- Opening Delimiter -
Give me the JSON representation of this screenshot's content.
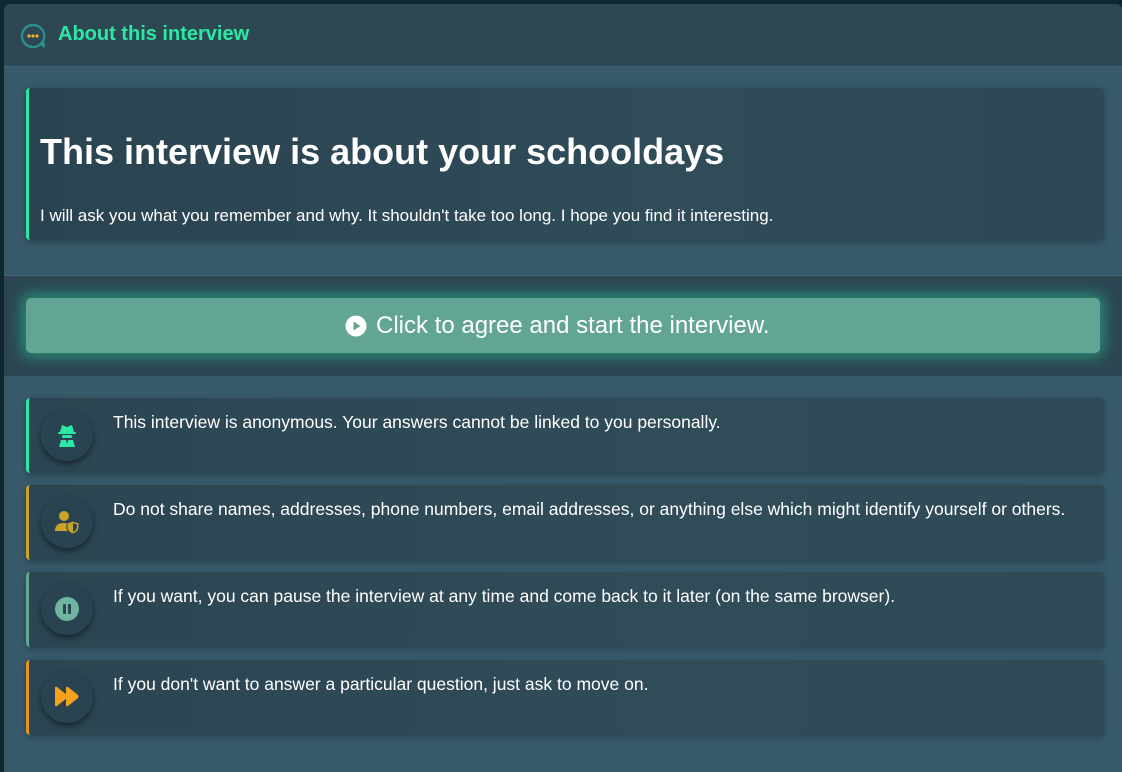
{
  "header": {
    "title": "About this interview",
    "logo_icon": "chat-bubble-icon",
    "title_color": "#2de8a4"
  },
  "intro": {
    "heading": "This interview is about your schooldays",
    "description": "I will ask you what you remember and why. It shouldn't take too long. I hope you find it interesting."
  },
  "start_button": {
    "label": "Click to agree and start the interview.",
    "icon": "play-circle-icon",
    "color": "#62a594"
  },
  "info_items": [
    {
      "icon": "incognito-icon",
      "accent": "#2de8a4",
      "text": "This interview is anonymous. Your answers cannot be linked to you personally."
    },
    {
      "icon": "user-shield-icon",
      "accent": "#c9a227",
      "text": "Do not share names, addresses, phone numbers, email addresses, or anything else which might identify yourself or others."
    },
    {
      "icon": "pause-circle-icon",
      "accent": "#5fa892",
      "text": "If you want, you can pause the interview at any time and come back to it later (on the same browser)."
    },
    {
      "icon": "fast-forward-icon",
      "accent": "#e6961e",
      "text": "If you don't want to answer a particular question, just ask to move on."
    }
  ]
}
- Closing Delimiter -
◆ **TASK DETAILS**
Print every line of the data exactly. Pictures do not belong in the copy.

◆ **ANSWER BELOW**
Give me the JSON representation of this screenshot's content.
{
  "header": {
    "title": "About this interview",
    "logo_icon": "chat-bubble-icon",
    "title_color": "#2de8a4"
  },
  "intro": {
    "heading": "This interview is about your schooldays",
    "description": "I will ask you what you remember and why. It shouldn't take too long. I hope you find it interesting."
  },
  "start_button": {
    "label": "Click to agree and start the interview.",
    "icon": "play-circle-icon",
    "color": "#62a594"
  },
  "info_items": [
    {
      "icon": "incognito-icon",
      "accent": "#2de8a4",
      "text": "This interview is anonymous. Your answers cannot be linked to you personally."
    },
    {
      "icon": "user-shield-icon",
      "accent": "#c9a227",
      "text": "Do not share names, addresses, phone numbers, email addresses, or anything else which might identify yourself or others."
    },
    {
      "icon": "pause-circle-icon",
      "accent": "#5fa892",
      "text": "If you want, you can pause the interview at any time and come back to it later (on the same browser)."
    },
    {
      "icon": "fast-forward-icon",
      "accent": "#e6961e",
      "text": "If you don't want to answer a particular question, just ask to move on."
    }
  ]
}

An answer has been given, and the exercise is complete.